Records from a data source
----------------------------------------

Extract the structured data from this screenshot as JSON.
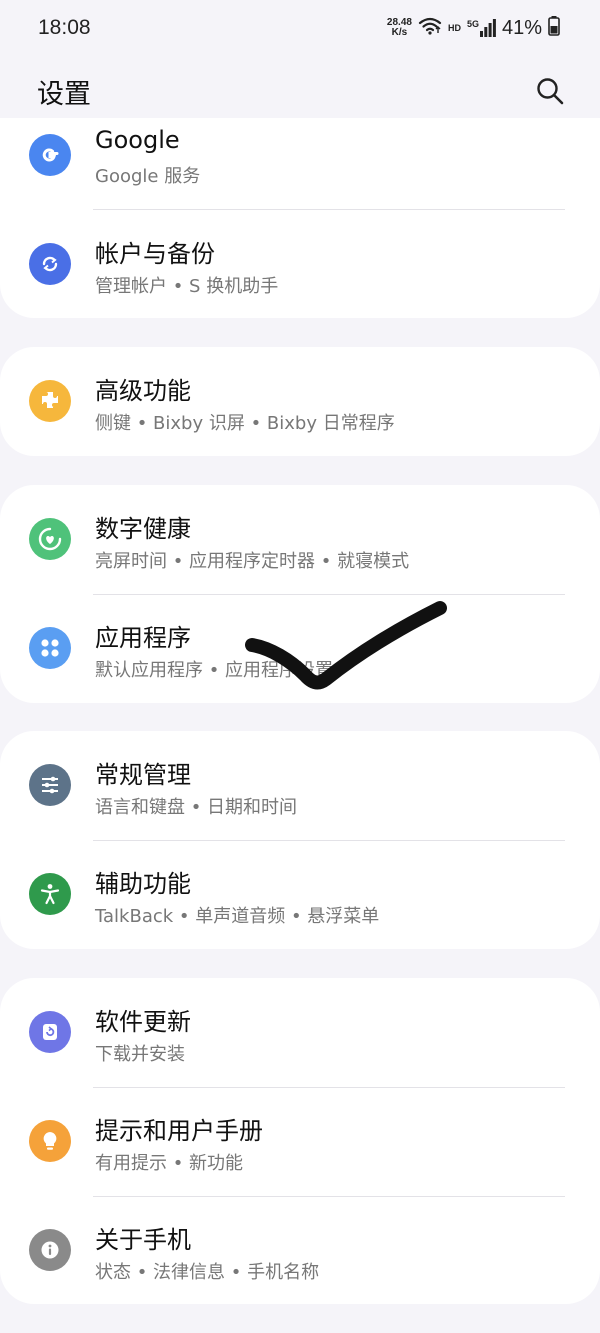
{
  "status_bar": {
    "time": "18:08",
    "net_speed_value": "28.48",
    "net_speed_unit": "K/s",
    "hd_label": "HD",
    "network_label": "5G",
    "battery": "41%"
  },
  "header": {
    "title": "设置"
  },
  "colors": {
    "google": "#4a86f0",
    "accounts": "#4a6fe6",
    "advanced": "#f6b73c",
    "wellbeing": "#4fc27a",
    "apps": "#5a9ef2",
    "general": "#5d7389",
    "accessibility": "#2f9a4c",
    "update": "#6f76e6",
    "tips": "#f5a23a",
    "about": "#8a8a8a"
  },
  "groups": [
    {
      "items": [
        {
          "title": "Google",
          "subtitle": "Google 服务",
          "icon": "google-icon"
        },
        {
          "title": "帐户与备份",
          "subtitle": "管理帐户 • S 换机助手",
          "icon": "sync-icon"
        }
      ]
    },
    {
      "items": [
        {
          "title": "高级功能",
          "subtitle": "侧键 • Bixby 识屏 • Bixby 日常程序",
          "icon": "puzzle-icon"
        }
      ]
    },
    {
      "items": [
        {
          "title": "数字健康",
          "subtitle": "亮屏时间 • 应用程序定时器 • 就寝模式",
          "icon": "heart-ring-icon"
        },
        {
          "title": "应用程序",
          "subtitle": "默认应用程序 • 应用程序设置",
          "icon": "apps-grid-icon"
        }
      ]
    },
    {
      "items": [
        {
          "title": "常规管理",
          "subtitle": "语言和键盘 • 日期和时间",
          "icon": "sliders-icon"
        },
        {
          "title": "辅助功能",
          "subtitle": "TalkBack • 单声道音频 • 悬浮菜单",
          "icon": "accessibility-icon"
        }
      ]
    },
    {
      "items": [
        {
          "title": "软件更新",
          "subtitle": "下载并安装",
          "icon": "update-icon"
        },
        {
          "title": "提示和用户手册",
          "subtitle": "有用提示 • 新功能",
          "icon": "lightbulb-icon"
        },
        {
          "title": "关于手机",
          "subtitle": "状态 • 法律信息 • 手机名称",
          "icon": "info-icon"
        }
      ]
    }
  ]
}
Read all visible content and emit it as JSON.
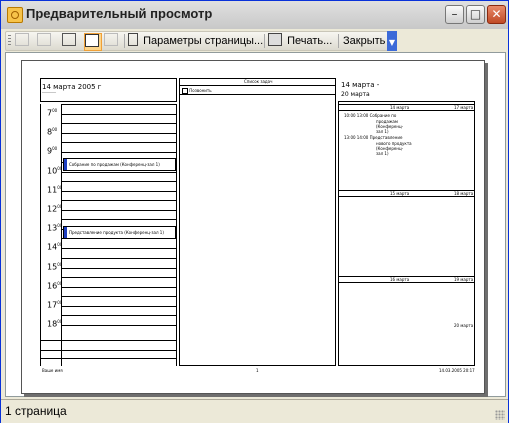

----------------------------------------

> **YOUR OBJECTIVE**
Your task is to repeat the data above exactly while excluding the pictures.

> **ANSWER**
Extract the structured data from this screenshot as JSON.
{
  "status_bar": {
    "time": "18:08",
    "net_speed_value": "28.48",
    "net_speed_unit": "K/s",
    "hd_label": "HD",
    "network_label": "5G",
    "battery": "41%"
  },
  "header": {
    "title": "设置"
  },
  "colors": {
    "google": "#4a86f0",
    "accounts": "#4a6fe6",
    "advanced": "#f6b73c",
    "wellbeing": "#4fc27a",
    "apps": "#5a9ef2",
    "general": "#5d7389",
    "accessibility": "#2f9a4c",
    "update": "#6f76e6",
    "tips": "#f5a23a",
    "about": "#8a8a8a"
  },
  "groups": [
    {
      "items": [
        {
          "title": "Google",
          "subtitle": "Google 服务",
          "icon": "google-icon"
        },
        {
          "title": "帐户与备份",
          "subtitle": "管理帐户 • S 换机助手",
          "icon": "sync-icon"
        }
      ]
    },
    {
      "items": [
        {
          "title": "高级功能",
          "subtitle": "侧键 • Bixby 识屏 • Bixby 日常程序",
          "icon": "puzzle-icon"
        }
      ]
    },
    {
      "items": [
        {
          "title": "数字健康",
          "subtitle": "亮屏时间 • 应用程序定时器 • 就寝模式",
          "icon": "heart-ring-icon"
        },
        {
          "title": "应用程序",
          "subtitle": "默认应用程序 • 应用程序设置",
          "icon": "apps-grid-icon"
        }
      ]
    },
    {
      "items": [
        {
          "title": "常规管理",
          "subtitle": "语言和键盘 • 日期和时间",
          "icon": "sliders-icon"
        },
        {
          "title": "辅助功能",
          "subtitle": "TalkBack • 单声道音频 • 悬浮菜单",
          "icon": "accessibility-icon"
        }
      ]
    },
    {
      "items": [
        {
          "title": "软件更新",
          "subtitle": "下载并安装",
          "icon": "update-icon"
        },
        {
          "title": "提示和用户手册",
          "subtitle": "有用提示 • 新功能",
          "icon": "lightbulb-icon"
        },
        {
          "title": "关于手机",
          "subtitle": "状态 • 法律信息 • 手机名称",
          "icon": "info-icon"
        }
      ]
    }
  ]
}
Read all visible content and emit it as JSON.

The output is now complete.